Dataset rows for apps and sites.

=== Section Start ===

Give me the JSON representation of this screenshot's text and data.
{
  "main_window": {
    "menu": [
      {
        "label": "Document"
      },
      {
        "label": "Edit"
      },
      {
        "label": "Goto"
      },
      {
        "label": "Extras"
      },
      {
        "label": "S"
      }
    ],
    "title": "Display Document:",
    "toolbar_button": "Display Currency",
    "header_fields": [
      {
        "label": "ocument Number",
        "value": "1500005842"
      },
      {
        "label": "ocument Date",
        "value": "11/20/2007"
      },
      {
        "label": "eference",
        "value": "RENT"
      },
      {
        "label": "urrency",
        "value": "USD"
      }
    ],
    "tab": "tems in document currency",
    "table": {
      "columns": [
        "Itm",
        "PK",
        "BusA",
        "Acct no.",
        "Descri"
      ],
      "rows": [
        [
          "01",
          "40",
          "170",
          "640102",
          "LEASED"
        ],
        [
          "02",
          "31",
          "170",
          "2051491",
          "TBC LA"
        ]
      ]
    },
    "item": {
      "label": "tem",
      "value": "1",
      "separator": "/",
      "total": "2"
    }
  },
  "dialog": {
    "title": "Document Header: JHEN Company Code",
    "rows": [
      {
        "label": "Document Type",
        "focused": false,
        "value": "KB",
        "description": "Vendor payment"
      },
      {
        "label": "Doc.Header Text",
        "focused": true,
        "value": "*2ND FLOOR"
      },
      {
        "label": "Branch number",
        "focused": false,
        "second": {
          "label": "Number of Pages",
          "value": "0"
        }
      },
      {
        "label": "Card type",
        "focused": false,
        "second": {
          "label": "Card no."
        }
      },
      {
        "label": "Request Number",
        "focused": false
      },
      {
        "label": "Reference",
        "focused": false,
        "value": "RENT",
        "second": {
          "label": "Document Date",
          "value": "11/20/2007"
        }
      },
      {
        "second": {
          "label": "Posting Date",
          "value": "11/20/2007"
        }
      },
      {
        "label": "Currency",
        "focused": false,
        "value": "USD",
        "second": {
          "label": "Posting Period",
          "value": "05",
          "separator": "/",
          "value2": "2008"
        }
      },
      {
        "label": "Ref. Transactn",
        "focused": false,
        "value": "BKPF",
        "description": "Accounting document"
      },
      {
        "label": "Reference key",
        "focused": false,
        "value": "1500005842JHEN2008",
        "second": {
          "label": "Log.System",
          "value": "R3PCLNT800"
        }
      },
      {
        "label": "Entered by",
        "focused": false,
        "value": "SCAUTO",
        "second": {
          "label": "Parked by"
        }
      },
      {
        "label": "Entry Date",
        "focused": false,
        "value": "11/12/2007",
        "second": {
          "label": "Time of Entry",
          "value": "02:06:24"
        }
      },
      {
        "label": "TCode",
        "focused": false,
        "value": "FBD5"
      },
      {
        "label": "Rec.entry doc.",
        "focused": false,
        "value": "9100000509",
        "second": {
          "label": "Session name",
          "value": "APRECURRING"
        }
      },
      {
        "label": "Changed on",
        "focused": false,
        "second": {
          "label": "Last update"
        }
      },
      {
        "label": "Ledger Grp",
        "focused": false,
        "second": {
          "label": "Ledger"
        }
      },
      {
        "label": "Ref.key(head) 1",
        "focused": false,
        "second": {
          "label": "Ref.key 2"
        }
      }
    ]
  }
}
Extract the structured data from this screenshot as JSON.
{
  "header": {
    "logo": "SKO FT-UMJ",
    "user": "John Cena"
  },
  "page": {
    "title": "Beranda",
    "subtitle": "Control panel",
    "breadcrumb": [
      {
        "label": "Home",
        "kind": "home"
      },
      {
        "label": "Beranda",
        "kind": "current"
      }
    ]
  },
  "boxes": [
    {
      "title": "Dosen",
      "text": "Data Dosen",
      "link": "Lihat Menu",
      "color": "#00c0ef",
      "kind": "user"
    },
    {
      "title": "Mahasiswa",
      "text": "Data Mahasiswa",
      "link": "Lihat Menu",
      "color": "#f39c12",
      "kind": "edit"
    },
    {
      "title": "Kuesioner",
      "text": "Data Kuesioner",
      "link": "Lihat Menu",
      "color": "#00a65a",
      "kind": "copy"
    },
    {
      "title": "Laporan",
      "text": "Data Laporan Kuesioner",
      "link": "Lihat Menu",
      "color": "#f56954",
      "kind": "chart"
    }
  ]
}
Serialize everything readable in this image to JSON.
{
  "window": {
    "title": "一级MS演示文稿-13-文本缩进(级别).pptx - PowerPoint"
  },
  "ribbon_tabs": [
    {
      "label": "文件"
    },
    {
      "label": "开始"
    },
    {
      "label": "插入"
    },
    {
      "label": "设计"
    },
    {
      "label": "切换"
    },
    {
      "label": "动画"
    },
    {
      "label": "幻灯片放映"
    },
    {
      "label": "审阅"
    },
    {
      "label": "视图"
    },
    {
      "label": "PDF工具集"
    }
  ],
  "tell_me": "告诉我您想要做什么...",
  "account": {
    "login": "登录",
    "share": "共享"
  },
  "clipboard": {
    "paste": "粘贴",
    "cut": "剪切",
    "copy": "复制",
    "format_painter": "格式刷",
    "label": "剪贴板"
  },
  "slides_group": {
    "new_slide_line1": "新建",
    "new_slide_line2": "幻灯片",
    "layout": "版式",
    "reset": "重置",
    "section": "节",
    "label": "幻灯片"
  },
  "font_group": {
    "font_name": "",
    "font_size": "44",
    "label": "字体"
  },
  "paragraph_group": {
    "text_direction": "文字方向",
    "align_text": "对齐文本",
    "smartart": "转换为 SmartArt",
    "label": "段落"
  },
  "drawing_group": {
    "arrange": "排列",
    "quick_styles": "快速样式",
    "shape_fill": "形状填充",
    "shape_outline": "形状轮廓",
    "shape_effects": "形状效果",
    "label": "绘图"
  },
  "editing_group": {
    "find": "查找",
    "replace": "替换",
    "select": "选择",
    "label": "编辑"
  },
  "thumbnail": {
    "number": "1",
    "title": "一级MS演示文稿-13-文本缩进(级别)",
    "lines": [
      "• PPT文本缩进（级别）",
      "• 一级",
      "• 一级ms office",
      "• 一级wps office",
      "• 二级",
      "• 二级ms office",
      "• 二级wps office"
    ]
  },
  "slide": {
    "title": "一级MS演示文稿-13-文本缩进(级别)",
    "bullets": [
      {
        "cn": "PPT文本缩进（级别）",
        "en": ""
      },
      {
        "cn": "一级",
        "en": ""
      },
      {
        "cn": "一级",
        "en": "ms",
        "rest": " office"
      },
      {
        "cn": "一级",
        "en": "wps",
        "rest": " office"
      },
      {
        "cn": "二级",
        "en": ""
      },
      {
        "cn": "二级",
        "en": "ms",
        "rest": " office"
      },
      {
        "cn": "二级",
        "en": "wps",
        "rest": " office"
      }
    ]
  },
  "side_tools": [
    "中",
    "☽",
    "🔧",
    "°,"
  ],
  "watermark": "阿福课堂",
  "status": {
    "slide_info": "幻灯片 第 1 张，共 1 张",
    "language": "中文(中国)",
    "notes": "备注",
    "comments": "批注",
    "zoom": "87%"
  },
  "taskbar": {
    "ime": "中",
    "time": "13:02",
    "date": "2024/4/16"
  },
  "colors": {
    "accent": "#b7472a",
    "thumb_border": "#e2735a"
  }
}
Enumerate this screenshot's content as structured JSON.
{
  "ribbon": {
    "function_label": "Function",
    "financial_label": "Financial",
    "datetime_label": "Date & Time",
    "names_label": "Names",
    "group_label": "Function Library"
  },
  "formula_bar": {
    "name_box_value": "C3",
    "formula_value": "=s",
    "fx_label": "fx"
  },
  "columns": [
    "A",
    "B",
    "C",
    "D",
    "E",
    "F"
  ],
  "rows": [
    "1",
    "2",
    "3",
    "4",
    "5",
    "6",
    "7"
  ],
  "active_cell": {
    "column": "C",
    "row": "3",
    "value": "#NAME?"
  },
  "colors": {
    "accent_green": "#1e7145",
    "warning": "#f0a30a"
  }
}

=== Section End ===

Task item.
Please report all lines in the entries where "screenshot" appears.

Your solution.
Give me the JSON representation of this screenshot's text and data.
Extract the structured data from this screenshot as JSON.
Enumerate this screenshot's content as structured JSON.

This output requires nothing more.